Electric cars powered by the burning of biomass would “average 81% more transportation kilometers and 108% more emissions offsets per unit area cropland than cellulosic ethanol” according to a recent study, and climate science guru James Hansen has declared implementation of biomass crucial to combating climate change, but those endorsements won’t make a bit of difference if few bio-electricity plants are built due to pollution and sustainability concerns.
At least that’s the state of play here in Massachusetts, where 5 biomass plants are proposed and face big hurdles. Two are further along than the rest: Russell Biomass proposes a 50 MW plant along the Westfield River in the south-central part of the state, and Pioneer Renewable Energy is proposing a 47 MW plant just east of Greenfield, Mass., near the Vermont border.
Western Massachusetts is an environmentally-minded region rich with wood resources (it’s 70% trees), yet each proposal has attracted notable grassroots opposition, and for some good reasons. Russell’s proposal is being opposed due to disputes over siting, pollution, and large water withdrawals from the Westfield, as outlined by Concerned Citizens of Russell. The Greenfield plant is opposed by a broad coalition of individuals, 450 of which packed a zoning board hearing recently, on pollution, trucking, and sustainabiiity questions.
In 2002 Massachusetts adopted a Renewable Portfolio Standard (RPS) to encourage the generation of clean, renewable electricity in the state using indigenous resources such as wind, solar, and biomass.

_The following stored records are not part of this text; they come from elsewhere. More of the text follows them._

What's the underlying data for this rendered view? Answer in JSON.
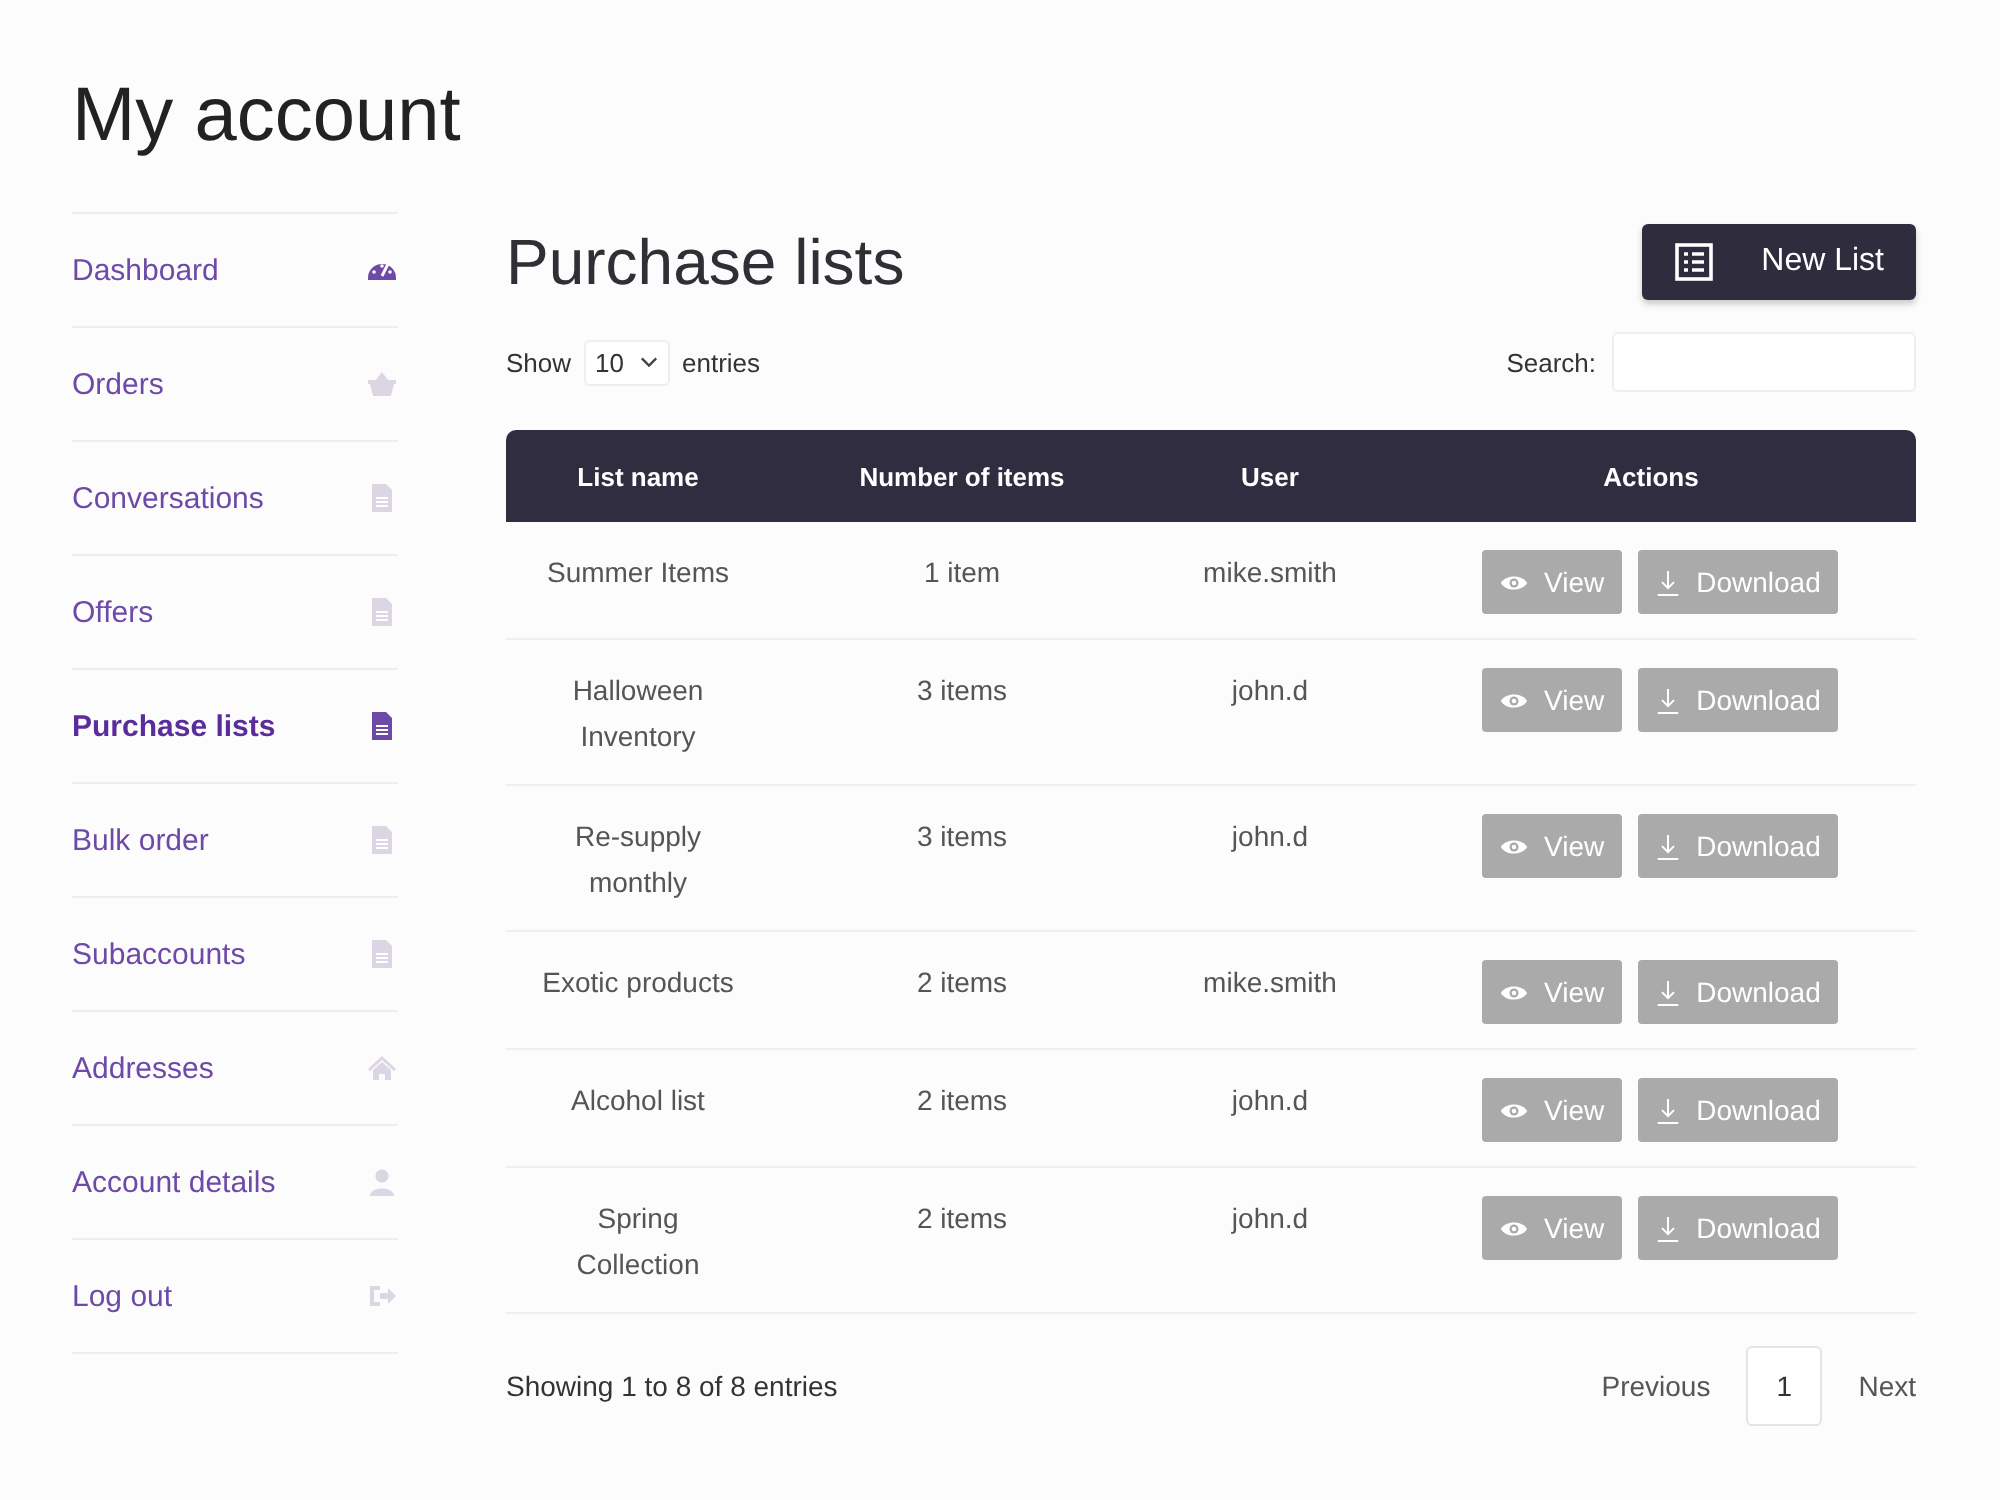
{
  "page_title": "My account",
  "sidebar": {
    "items": [
      {
        "label": "Dashboard",
        "kind": "gauge",
        "selected": false,
        "icon_active": true
      },
      {
        "label": "Orders",
        "kind": "basket",
        "selected": false,
        "icon_active": false
      },
      {
        "label": "Conversations",
        "kind": "document",
        "selected": false,
        "icon_active": false
      },
      {
        "label": "Offers",
        "kind": "document",
        "selected": false,
        "icon_active": false
      },
      {
        "label": "Purchase lists",
        "kind": "document",
        "selected": true,
        "icon_active": true
      },
      {
        "label": "Bulk order",
        "kind": "document",
        "selected": false,
        "icon_active": false
      },
      {
        "label": "Subaccounts",
        "kind": "document",
        "selected": false,
        "icon_active": false
      },
      {
        "label": "Addresses",
        "kind": "home",
        "selected": false,
        "icon_active": false
      },
      {
        "label": "Account details",
        "kind": "user",
        "selected": false,
        "icon_active": false
      },
      {
        "label": "Log out",
        "kind": "logout",
        "selected": false,
        "icon_active": false
      }
    ]
  },
  "heading": "Purchase lists",
  "new_list_button": "New List",
  "length_control": {
    "before": "Show",
    "value": "10",
    "after": "entries"
  },
  "search": {
    "label": "Search:"
  },
  "table": {
    "columns": [
      "List name",
      "Number of items",
      "User",
      "Actions"
    ],
    "rows": [
      {
        "name": "Summer Items",
        "items": "1 item",
        "user": "mike.smith",
        "actions": [
          "View",
          "Download"
        ]
      },
      {
        "name": "Halloween Inventory",
        "items": "3 items",
        "user": "john.d",
        "actions": [
          "View",
          "Download"
        ]
      },
      {
        "name": "Re-supply monthly",
        "items": "3 items",
        "user": "john.d",
        "actions": [
          "View",
          "Download"
        ]
      },
      {
        "name": "Exotic products",
        "items": "2 items",
        "user": "mike.smith",
        "actions": [
          "View",
          "Download"
        ]
      },
      {
        "name": "Alcohol list",
        "items": "2 items",
        "user": "john.d",
        "actions": [
          "View",
          "Download"
        ]
      },
      {
        "name": "Spring Collection",
        "items": "2 items",
        "user": "john.d",
        "actions": [
          "View",
          "Download"
        ]
      }
    ]
  },
  "info": "Showing 1 to 8 of 8 entries",
  "pagination": {
    "previous": "Previous",
    "pages": [
      {
        "label": "1",
        "selected": true
      }
    ],
    "next": "Next"
  }
}
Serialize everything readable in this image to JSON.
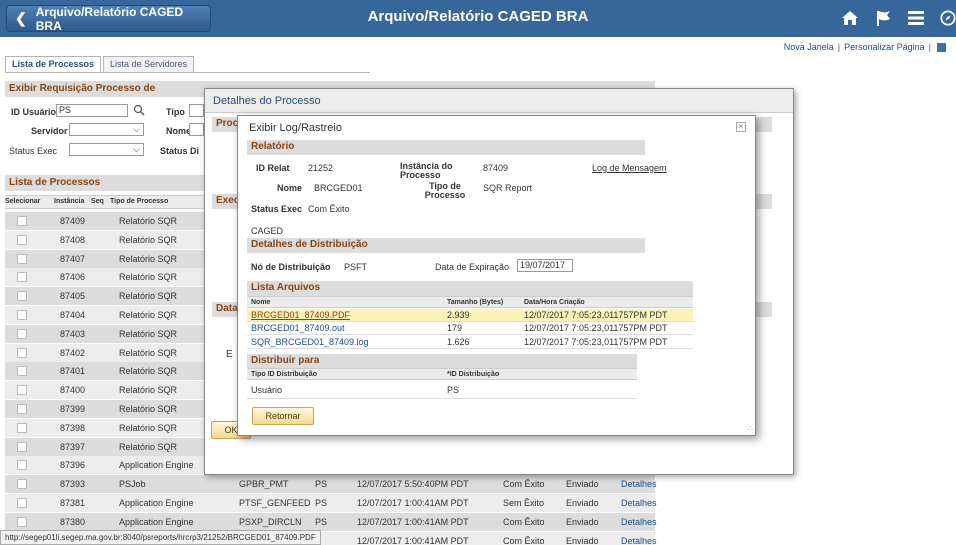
{
  "header": {
    "back_label": "Arquivo/Relatório CAGED BRA",
    "title": "Arquivo/Relatório CAGED BRA",
    "icons": [
      "home-icon",
      "flag-icon",
      "menu-icon",
      "compass-icon"
    ]
  },
  "toplinks": {
    "new_window": "Nova Janela",
    "personalize": "Personalizar Página"
  },
  "tabs": [
    {
      "label": "Lista de Processos"
    },
    {
      "label": "Lista de Servidores"
    }
  ],
  "filters": {
    "section_title": "Exibir Requisição Processo de",
    "user_id_label": "ID Usuário",
    "user_id_value": "PS",
    "type_label": "Tipo",
    "server_label": "Servidor",
    "name_label": "Nome",
    "status_exec_label": "Status Exec",
    "status_di_label": "Status Di"
  },
  "process_list": {
    "title": "Lista de Processos",
    "columns": [
      "Selecionar",
      "Instância",
      "Seq",
      "Tipo de Processo"
    ],
    "rows": [
      {
        "instance": "87409",
        "type": "Relatório SQR"
      },
      {
        "instance": "87408",
        "type": "Relatório SQR"
      },
      {
        "instance": "87407",
        "type": "Relatório SQR"
      },
      {
        "instance": "87406",
        "type": "Relatório SQR"
      },
      {
        "instance": "87405",
        "type": "Relatório SQR"
      },
      {
        "instance": "87404",
        "type": "Relatório SQR"
      },
      {
        "instance": "87403",
        "type": "Relatório SQR"
      },
      {
        "instance": "87402",
        "type": "Relatório SQR"
      },
      {
        "instance": "87401",
        "type": "Relatório SQR"
      },
      {
        "instance": "87400",
        "type": "Relatório SQR"
      },
      {
        "instance": "87399",
        "type": "Relatório SQR"
      },
      {
        "instance": "87398",
        "type": "Relatório SQR"
      },
      {
        "instance": "87397",
        "type": "Relatório SQR"
      },
      {
        "instance": "87396",
        "type": "Application Engine"
      },
      {
        "instance": "87393",
        "type": "PSJob",
        "name": "GPBR_PMT",
        "user": "PS",
        "datetime": "12/07/2017 5:50:40PM PDT",
        "run_status": "Com Êxito",
        "dist_status": "Enviado",
        "details": "Detalhes"
      },
      {
        "instance": "87381",
        "type": "Application Engine",
        "name": "PTSF_GENFEED",
        "user": "PS",
        "datetime": "12/07/2017 1:00:41AM PDT",
        "run_status": "Sem Êxito",
        "dist_status": "Enviado",
        "details": "Detalhes"
      },
      {
        "instance": "87380",
        "type": "Application Engine",
        "name": "PSXP_DIRCLN",
        "user": "PS",
        "datetime": "12/07/2017 1:00:41AM PDT",
        "run_status": "Com Êxito",
        "dist_status": "Enviado",
        "details": "Detalhes"
      },
      {
        "instance": "",
        "type": "",
        "name": "",
        "user": "",
        "datetime": "12/07/2017 1:00:41AM PDT",
        "run_status": "Com Êxito",
        "dist_status": "Enviado",
        "details": "Detalhes"
      }
    ]
  },
  "modal_process": {
    "title": "Detalhes do Processo",
    "proc_label": "Proce",
    "exec_label": "Exec",
    "data_label": "Data/H",
    "e_label": "E",
    "ok_label": "OK"
  },
  "modal_log": {
    "title": "Exibir Log/Rastreio",
    "report_section": "Relatório",
    "report_id_label": "ID Relat",
    "report_id": "21252",
    "instance_label": "Instância do Processo",
    "instance_value": "87409",
    "message_log_link": "Log de Mensagem",
    "name_label": "Nome",
    "name_value": "BRCGED01",
    "ptype_label": "Tipo de Processo",
    "ptype_value": "SQR Report",
    "status_label": "Status Exec",
    "status_value": "Com Êxito",
    "description": "CAGED",
    "dist_section": "Detalhes de Distribuição",
    "dist_node_label": "Nó de Distribuição",
    "dist_node_value": "PSFT",
    "expiry_label": "Data de Expiração",
    "expiry_value": "19/07/2017",
    "files_section": "Lista Arquivos",
    "files_columns": [
      "Nome",
      "Tamanho (Bytes)",
      "Data/Hora Criação"
    ],
    "files": [
      {
        "name": "BRCGED01_87409.PDF",
        "size": "2.939",
        "created": "12/07/2017  7:05:23,011757PM PDT"
      },
      {
        "name": "BRCGED01_87409.out",
        "size": "179",
        "created": "12/07/2017  7:05:23,011757PM PDT"
      },
      {
        "name": "SQR_BRCGED01_87409.log",
        "size": "1.626",
        "created": "12/07/2017  7:05:23,011757PM PDT"
      }
    ],
    "distribute_section": "Distribuir para",
    "distribute_columns": [
      "Tipo ID Distribuição",
      "*ID Distribuição"
    ],
    "distribute_type": "Usuário",
    "distribute_id": "PS",
    "return_button": "Retornar",
    "close_glyph": "×"
  },
  "status_url": "http://segep01li.segep.ma.gov.br:8040/psreports/hrcrp3/21252/BRCGED01_87409.PDF"
}
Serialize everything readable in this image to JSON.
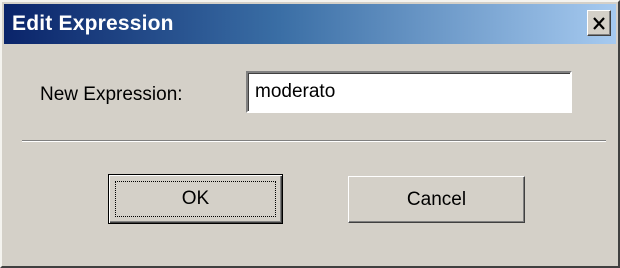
{
  "window": {
    "title": "Edit Expression",
    "close_icon": "close-icon"
  },
  "form": {
    "label": "New Expression:",
    "value": "moderato"
  },
  "buttons": {
    "ok_label": "OK",
    "cancel_label": "Cancel"
  },
  "colors": {
    "face": "#d4d0c8",
    "title_start": "#0a246a",
    "title_end": "#a6caf0"
  }
}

Under this legislation, Massachusetts must generate 20 percent of its electricity from renewable sources by the year 2025. Which explains the state’s enthusiastic support for these projects.
A resource assessment performed as part of the Massachusetts Sustainable Forest Bioenergy Initiative found that there is enough sustainable, harvestable wood within the state to meet the needs of a 150 MW facility. In their words, “Early studies indicate that as much as 4 million tons of woody biomass could be produced annually in Massachusetts, mostly from forests and forest products industries. Utilizing only half that volume for the production of electricity would represent an estimated 150 MW of renewable generation, and substantial rural economic development associated with the fuel supply.”
So by their own math, 5 plants at 50 MW would exceed the sustainable wood supply. Presumably wood would also be imported? Another point of confusion for many citizens is if trees fix carbon, why do we want to burn so many for energy? While these questions could be adequately answered or at least attempted, the state has done itself no favors in terms of providing answers, and worse, recently put its foot in its mouth: asked at a recent hearing, a state forester admitted that they lack a definition or a sense of what “sustainable harvest” would look like.
The state also stumbled by approving Pioneer’s Massachusetts Environmental Policy Act (MEPA) review without requiring an environmental impact report on the effects of the operation. Certainly, an examination of air pollution, particulates, trucking, and sustainable supply should be undertaken: so says a citizens’ group that has now served the secretary of Energy and Environmental Affairs with an intent to sue on this issue.
The proposals would be more palatable at least if they planned to capture heat for district heating or industrial use, but despite some rhetoric from the project proponets seemingly indicating a willingness, the reality appears to be that these plants will be focused solely on producing electricity, putting them at a very low efficiency rating (20 percent by many estimates vs 80 percent for combined heat and power) in terms of getting full value from the available BTUs of the feedstock. In the words of one opponent, “use the resource wisely or not at all.”
Certainly biomass can be done right, generating both heat and power and at a community scale. A hospital in the city of Northampton, between Russell and Greenfield, has a biomass plant, but the scale is much more appropriate.
And that’s what it boils down to in cases like this too often. Too much money is at stake to create sensible, appropriate projects, “renewable” or not, when there are shareholders to pay.